  <div class="theBoxCaption">Hello, my name is Jack</div>
</div>

The CSS…

div.theBox { width:325px; height:200px; position:relative; overflow:hidden; }
div.theBox img { width:325px; height:200px; position:absolute; }
div.theBoxCaption { background:#000000; color:#FFFFFF; padding:10px; top:200px; width:305px; position:relative;
	opacity:0.75; filter:alpha(opacity=75);}

The JavaScript/jQuery…

<script type="text/javascript">
$(".theBox").hover(function() {
	var mainHeight = $(this).height(); //height of the main container
	var captionHeight = $(this).find("div.theBoxCaption").innerHeight(); //height of caption box
	var finalPosition = mainHeight - captionHeight; //calculates where the caption box needs to end up at end of animation
	$(this).find("div.theBoxCaption").animate({top:finalPosition + 'px'},{queue:false, duration:500}, 'swing'); //mouseEnter animation
}, function() {
	var mainHeight = $(this).height();
	$(this).find("div.theBoxCaption").animate({top:mainHeight + 'px'},{queue:false, duration:750}, 'swing'); //mouseOut animation
});
</script>

English Translation:

Starting with the HTML, I use a DIV with a class of “theBox” as my main container. I used a class and not an ID intentionally, so it gives me the option to add another image with a caption on the same page (thinking ahead is always good programming practice). The CSS is pretty standard. The important part is to have a position of relative and overflow:hidden on “theBox”. Then, when you set a position:relative for “theBoxCaption”, you need to set the “top” property to match the height of “theBox”. The rest is really powered by jQuery. I’ve seen a lot of plugins out there and always wanted to come up with a way to do this on my own.

The only property I’m animating here is the “top” property on “theBoxCaption”. Initially, this gets set by the CSS of the page (it’s set to 200px). Then, I do some calculating to find out what the top value needs to be at the end of the animation. I subtract the height of the “captionBox” from the height of “theBox”. Then, it’s just a matter of sending that value in an animate function. The second argument of my .hover() function is actually the mouseOut event. A lot of people don’t realize that you don’t need a separate MouseOut event and that you simply just write that in the 2nd argument for the .hover() function. For this example, I’m just reversing what I did and animating the “top” value of “theCaptionBox” back to the height of the main parent container (“theBox”).

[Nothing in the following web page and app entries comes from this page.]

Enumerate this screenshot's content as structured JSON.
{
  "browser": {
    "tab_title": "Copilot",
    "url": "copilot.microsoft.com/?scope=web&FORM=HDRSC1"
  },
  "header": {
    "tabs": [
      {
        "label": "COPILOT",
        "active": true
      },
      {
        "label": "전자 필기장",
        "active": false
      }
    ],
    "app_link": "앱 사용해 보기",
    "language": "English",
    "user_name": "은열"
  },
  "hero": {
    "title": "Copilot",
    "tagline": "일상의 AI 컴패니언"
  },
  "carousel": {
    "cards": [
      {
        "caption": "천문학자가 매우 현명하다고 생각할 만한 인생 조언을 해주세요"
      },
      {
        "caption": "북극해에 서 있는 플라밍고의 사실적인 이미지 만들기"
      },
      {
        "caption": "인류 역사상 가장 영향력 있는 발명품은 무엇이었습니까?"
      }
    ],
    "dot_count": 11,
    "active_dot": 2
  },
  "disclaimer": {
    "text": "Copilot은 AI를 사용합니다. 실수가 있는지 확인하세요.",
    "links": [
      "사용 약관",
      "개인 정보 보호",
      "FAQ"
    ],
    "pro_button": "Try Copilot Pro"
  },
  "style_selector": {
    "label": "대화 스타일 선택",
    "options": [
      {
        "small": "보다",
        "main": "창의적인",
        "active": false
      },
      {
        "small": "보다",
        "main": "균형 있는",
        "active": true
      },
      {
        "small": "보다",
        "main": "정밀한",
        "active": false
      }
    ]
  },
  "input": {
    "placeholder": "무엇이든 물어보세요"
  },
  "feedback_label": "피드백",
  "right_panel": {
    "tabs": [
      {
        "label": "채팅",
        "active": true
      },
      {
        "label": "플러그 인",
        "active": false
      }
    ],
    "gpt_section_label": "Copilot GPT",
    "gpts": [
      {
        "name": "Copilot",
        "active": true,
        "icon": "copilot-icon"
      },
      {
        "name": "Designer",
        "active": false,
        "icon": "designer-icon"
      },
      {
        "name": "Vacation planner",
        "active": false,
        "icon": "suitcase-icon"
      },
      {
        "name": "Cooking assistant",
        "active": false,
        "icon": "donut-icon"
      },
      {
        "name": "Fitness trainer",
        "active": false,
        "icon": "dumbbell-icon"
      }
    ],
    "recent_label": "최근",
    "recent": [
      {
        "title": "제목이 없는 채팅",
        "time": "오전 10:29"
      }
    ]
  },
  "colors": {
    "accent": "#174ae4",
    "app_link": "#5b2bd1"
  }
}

This has sort of encouraged me to write my own plugin – maybe I’ll repost this topic at that time. I hope you find this useful.